He glanced over his shoulder toward the four new arrivals heading to the holding area. That was his job – going into the city, finding survivors, and bringing them back – and he was good at it, the best. Most Runners came back empty handed or with one or two people.
“Was worth it.” His dark brown gaze lifted to Ivy from where he sat on the examination cot. Pride filled his eyes. Any shock or trauma he experienced from the horrors he witnessed in the city, he kept hidden.
“Suppose it was.” Ivy grabbed the antibiotic and smeared a dab across the wound. Four survivors were great. It really was, but the one person Ivy was searching for wasn’t among them.
Aiden’s thumb tugged down her chin. Her bottom lip popped out from between her teeth. She hadn’t even realized she’d been chewing on it.
“I didn’t see your dad out there.” Aiden pulled the crinkled picture of him out from his backpack and handed it to her. “I’m sorry.”
She smoothed the corner of the photo before tucking it in her pocket. “You don’t owe me an apology. Not your fault we got separated.” Ivy picked up a butterfly bandage.
“If he’s still alive, I’ll find him.” He probably meant the words to sound confident, but the softness of his tone weakened the statement.
Ivy peered down at Aiden. “My dad is still alive.” She knew it in her heart.
“You sound so certain.”
“Without hope, what’s left?” She hitched an eyebrow at him. It wasn’t unheard of for people to be reunited with loved one. “By the way, I have something for you.”
Aiden glanced around the tent. “What is it?”
“I can’t exactly bring it to work. You’ll have to wait.” She traced her finger over his brow. “This is probably going to leave a scar.”
A quirk of his lip pulled her attention to his mouth again. His top right lip was a little fuller than the left, giving him a sexy ‘resting smirk’ face. In full bloom, his smile was like fresh baked apple pie – delicious and hot.
“I hear girls think scars are sexy,” Aiden said, his voice low
ered and a little gravelly. He wore scars like notches counting down a release date on a prison wall. Every time he went into the city, he returned with fresh injuries.
The thing about setting is that a story with strong plot and characters can always survive a weaker setting—but a strong setting won’t save weak plot and characters. I love the relationship dynamic between Aiden (ooh la la) and Ivy; I also like the seed of conflict you immediately plant by mentioning Ivy’s father. But because this is a critique on setting, I’ll focus on that.
You never want to overload your reader with dense chunks of description, but there are still ways to interweave setting in your character’s actions, thoughts, and mood. Here are the two details you included to describe the setting:
the weathered tent flap/ one triage tent to another sat on the examination cot

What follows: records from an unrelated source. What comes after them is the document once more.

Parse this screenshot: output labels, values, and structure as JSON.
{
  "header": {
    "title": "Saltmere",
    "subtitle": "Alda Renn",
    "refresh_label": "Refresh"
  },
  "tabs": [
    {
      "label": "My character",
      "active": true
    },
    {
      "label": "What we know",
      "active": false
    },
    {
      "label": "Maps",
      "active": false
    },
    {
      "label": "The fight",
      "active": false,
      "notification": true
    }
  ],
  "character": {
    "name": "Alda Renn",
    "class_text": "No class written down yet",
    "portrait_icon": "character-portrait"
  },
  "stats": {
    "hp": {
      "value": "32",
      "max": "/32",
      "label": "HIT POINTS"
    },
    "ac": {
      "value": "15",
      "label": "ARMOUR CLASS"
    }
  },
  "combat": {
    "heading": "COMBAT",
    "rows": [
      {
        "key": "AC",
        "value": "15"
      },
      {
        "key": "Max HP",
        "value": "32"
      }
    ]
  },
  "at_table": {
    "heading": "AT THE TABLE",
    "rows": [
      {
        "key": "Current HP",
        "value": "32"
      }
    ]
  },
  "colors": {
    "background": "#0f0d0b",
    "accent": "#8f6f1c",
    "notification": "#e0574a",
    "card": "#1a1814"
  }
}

It’s not much to go on, but the “weather tent flap” and use of cot makes me think of a type of refugee-esque camp. A little dirty, maybe, strung together. I’m picturing a dirt (possibly muddy?) floor. Also, Ivy uses antibiotic cream and a butterfly bandage—which makes me think this is a more modern/contemporary setting.
Without getting too far off track, consider setting details which would lend itself to movement of their conversation and Ivy’s internal worries: what’s the lighting like in there? Can Ivy see well—what time of day is it? Late? Is she tired? Is it cold—or stuffy and muggy and harder to breathe? What about smell—Aiden may look nice, but after his little venture, he might not smell so sweet. All these tangible factors will in turn influence the emotional timbre, mood, and atmosphere of a scene.

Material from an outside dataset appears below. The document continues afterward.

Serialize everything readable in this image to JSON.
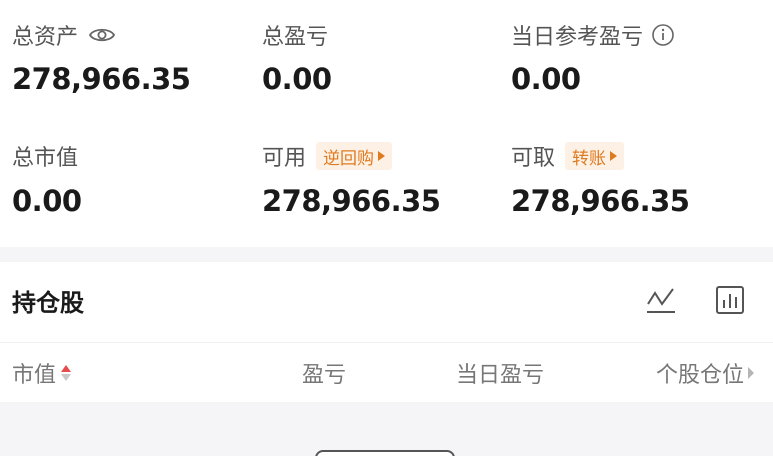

Again, no need to go overboard—but choose a few key moments to provide specific and concrete details. An army canvas sack with a penny-sized hole in one corner and a frayed drawstring, for example, carries heavier weight than just saying “backpack.” And including more senses than sight is a great way to hone in on those specific details.
Good luck—and great story opening!

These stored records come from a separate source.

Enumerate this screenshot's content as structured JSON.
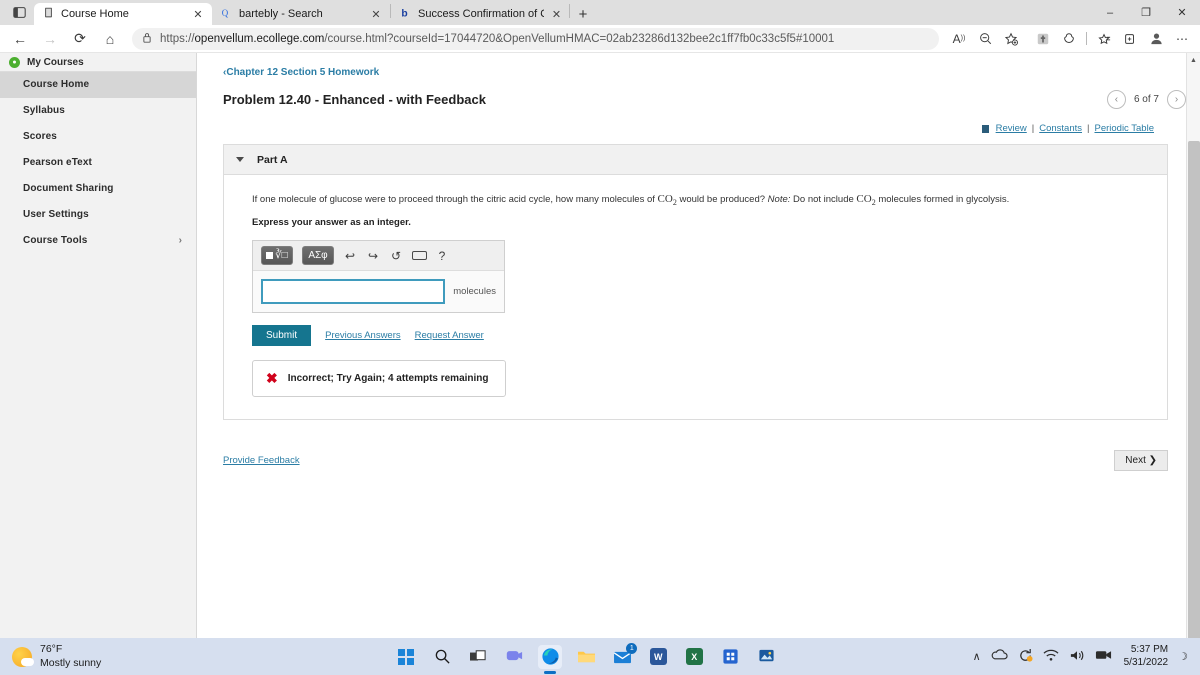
{
  "browser": {
    "tabs": [
      {
        "title": "Course Home",
        "icon": "page-icon",
        "active": true
      },
      {
        "title": "bartebly - Search",
        "icon": "search-icon",
        "active": false
      },
      {
        "title": "Success Confirmation of Questio",
        "icon": "bartleby-b-icon",
        "active": false
      }
    ],
    "new_tab_label": "+",
    "window_controls": {
      "minimize": "–",
      "maximize": "❐",
      "close": "✕"
    },
    "nav": {
      "back": "←",
      "forward": "→",
      "refresh": "⟳",
      "home": "⌂"
    },
    "url_prefix": "https://",
    "url_host": "openvellum.ecollege.com",
    "url_path": "/course.html?courseId=17044720&OpenVellumHMAC=02ab23286d132bee2c1ff7fb0c33c5f5#10001",
    "lock_icon": "🔒",
    "toolbar_icons": [
      "read-aloud-icon",
      "zoom-out-icon",
      "add-favorite-icon",
      "extension-icon",
      "browser-essentials-icon",
      "favorites-icon",
      "collections-icon",
      "profile-icon",
      "settings-more-icon"
    ]
  },
  "sidebar": {
    "my_courses": "My Courses",
    "items": [
      {
        "label": "Course Home",
        "active": true,
        "chevron": ""
      },
      {
        "label": "Syllabus",
        "active": false,
        "chevron": ""
      },
      {
        "label": "Scores",
        "active": false,
        "chevron": ""
      },
      {
        "label": "Pearson eText",
        "active": false,
        "chevron": ""
      },
      {
        "label": "Document Sharing",
        "active": false,
        "chevron": ""
      },
      {
        "label": "User Settings",
        "active": false,
        "chevron": ""
      },
      {
        "label": "Course Tools",
        "active": false,
        "chevron": "›"
      }
    ]
  },
  "main": {
    "breadcrumb": "Chapter 12 Section 5 Homework",
    "breadcrumb_carat": "‹",
    "problem_title": "Problem 12.40 - Enhanced - with Feedback",
    "pager": {
      "prev": "‹",
      "next": "›",
      "text": "6 of 7"
    },
    "reference_links": {
      "review": "Review",
      "constants": "Constants",
      "periodic_table": "Periodic Table",
      "separator": "|"
    },
    "part_label": "Part A",
    "question_part1": "If one molecule of glucose were to proceed through the citric acid cycle, how many molecules of ",
    "question_co2_a": "CO",
    "question_sub_a": "2",
    "question_part2": " would be produced? ",
    "question_note_italic": "Note:",
    "question_part3": " Do not include ",
    "question_co2_b": "CO",
    "question_sub_b": "2",
    "question_part4": " molecules formed in glycolysis.",
    "express_instruction": "Express your answer as an integer.",
    "math_toolbar": {
      "template_button": "template-icon",
      "greek_button": "ΑΣφ",
      "undo": "↩",
      "redo": "↪",
      "reset": "↺",
      "keyboard": "keyboard-icon",
      "help": "?"
    },
    "answer_value": "",
    "answer_units": "molecules",
    "submit_label": "Submit",
    "previous_answers_label": "Previous Answers",
    "request_answer_label": "Request Answer",
    "feedback": {
      "icon": "✖",
      "text": "Incorrect; Try Again; 4 attempts remaining"
    },
    "provide_feedback_label": "Provide Feedback",
    "next_label": "Next ❯"
  },
  "taskbar": {
    "weather_temp": "76°F",
    "weather_desc": "Mostly sunny",
    "apps": [
      {
        "name": "start-button",
        "glyph": ""
      },
      {
        "name": "search-icon",
        "glyph": "⚲"
      },
      {
        "name": "task-view-icon",
        "glyph": ""
      },
      {
        "name": "teams-icon",
        "glyph": ""
      },
      {
        "name": "edge-icon",
        "glyph": ""
      },
      {
        "name": "file-explorer-icon",
        "glyph": ""
      },
      {
        "name": "mail-icon",
        "glyph": "",
        "badge": "1"
      },
      {
        "name": "word-icon",
        "glyph": "W"
      },
      {
        "name": "excel-icon",
        "glyph": "X"
      },
      {
        "name": "microsoft-store-icon",
        "glyph": ""
      },
      {
        "name": "photos-icon",
        "glyph": ""
      }
    ],
    "tray": {
      "chevron": "∧",
      "onedrive": "☁",
      "update": "↻",
      "wifi": "◠",
      "volume": "🔊",
      "battery": "📹",
      "time": "5:37 PM",
      "date": "5/31/2022",
      "notification": "☽"
    }
  }
}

Thank you, McKelle, for your critique. Check back every weekday for the rest of our June Setting Workshop. And get ready! The Pitch Wars Mentor Wishlist Blog Hop starts July 20 with the Pitch Wars submission window opening on August 3.